§ **About this task**
With the pictures excluded, repeat every entry exactly.
BEGIN
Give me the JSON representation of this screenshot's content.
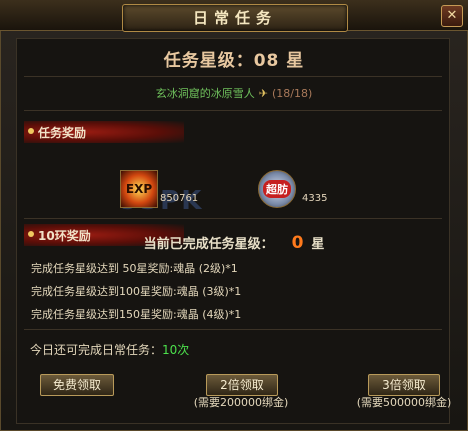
{
  "window": {
    "title": "日常任务",
    "close_label": "✕"
  },
  "header": {
    "star_label": "任务星级：08 星"
  },
  "quest": {
    "location": "玄冰洞窟的冰原雪人",
    "progress": "(18/18)"
  },
  "rewards_section": {
    "title": "任务奖励",
    "items": [
      {
        "icon": "exp-icon",
        "icon_text": "EXP",
        "value": "850761"
      },
      {
        "icon": "chao-icon",
        "icon_text": "超肪",
        "value": "4335"
      }
    ]
  },
  "ring_section": {
    "title": "10环奖励",
    "status_label": "当前已完成任务星级：",
    "status_value": "0",
    "status_unit": "星",
    "tiers": [
      "完成任务星级达到  50星奖励:魂晶 (2级)*1",
      "完成任务星级达到100星奖励:魂晶 (3级)*1",
      "完成任务星级达到150星奖励:魂晶 (4级)*1"
    ]
  },
  "remaining": {
    "label": "今日还可完成日常任务：",
    "count": "10次"
  },
  "actions": {
    "free": {
      "label": "免费领取"
    },
    "double": {
      "label": "2倍领取",
      "note": "(需要200000绑金)"
    },
    "triple": {
      "label": "3倍领取",
      "note": "(需要500000绑金)"
    }
  },
  "watermark": "93PK",
  "colors": {
    "accent": "#ff7a1c",
    "quest_green": "#6fc05c",
    "count_green": "#4ce04c",
    "banner_red": "#9b1c12"
  }
}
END
§ **Exercise output**
Give me the JSON representation of this screenshot's content.
{
  "window": {
    "title": "日常任务",
    "close_label": "✕"
  },
  "header": {
    "star_label": "任务星级：08 星"
  },
  "quest": {
    "location": "玄冰洞窟的冰原雪人",
    "progress": "(18/18)"
  },
  "rewards_section": {
    "title": "任务奖励",
    "items": [
      {
        "icon": "exp-icon",
        "icon_text": "EXP",
        "value": "850761"
      },
      {
        "icon": "chao-icon",
        "icon_text": "超肪",
        "value": "4335"
      }
    ]
  },
  "ring_section": {
    "title": "10环奖励",
    "status_label": "当前已完成任务星级：",
    "status_value": "0",
    "status_unit": "星",
    "tiers": [
      "完成任务星级达到  50星奖励:魂晶 (2级)*1",
      "完成任务星级达到100星奖励:魂晶 (3级)*1",
      "完成任务星级达到150星奖励:魂晶 (4级)*1"
    ]
  },
  "remaining": {
    "label": "今日还可完成日常任务：",
    "count": "10次"
  },
  "actions": {
    "free": {
      "label": "免费领取"
    },
    "double": {
      "label": "2倍领取",
      "note": "(需要200000绑金)"
    },
    "triple": {
      "label": "3倍领取",
      "note": "(需要500000绑金)"
    }
  },
  "watermark": "93PK",
  "colors": {
    "accent": "#ff7a1c",
    "quest_green": "#6fc05c",
    "count_green": "#4ce04c",
    "banner_red": "#9b1c12"
  }
}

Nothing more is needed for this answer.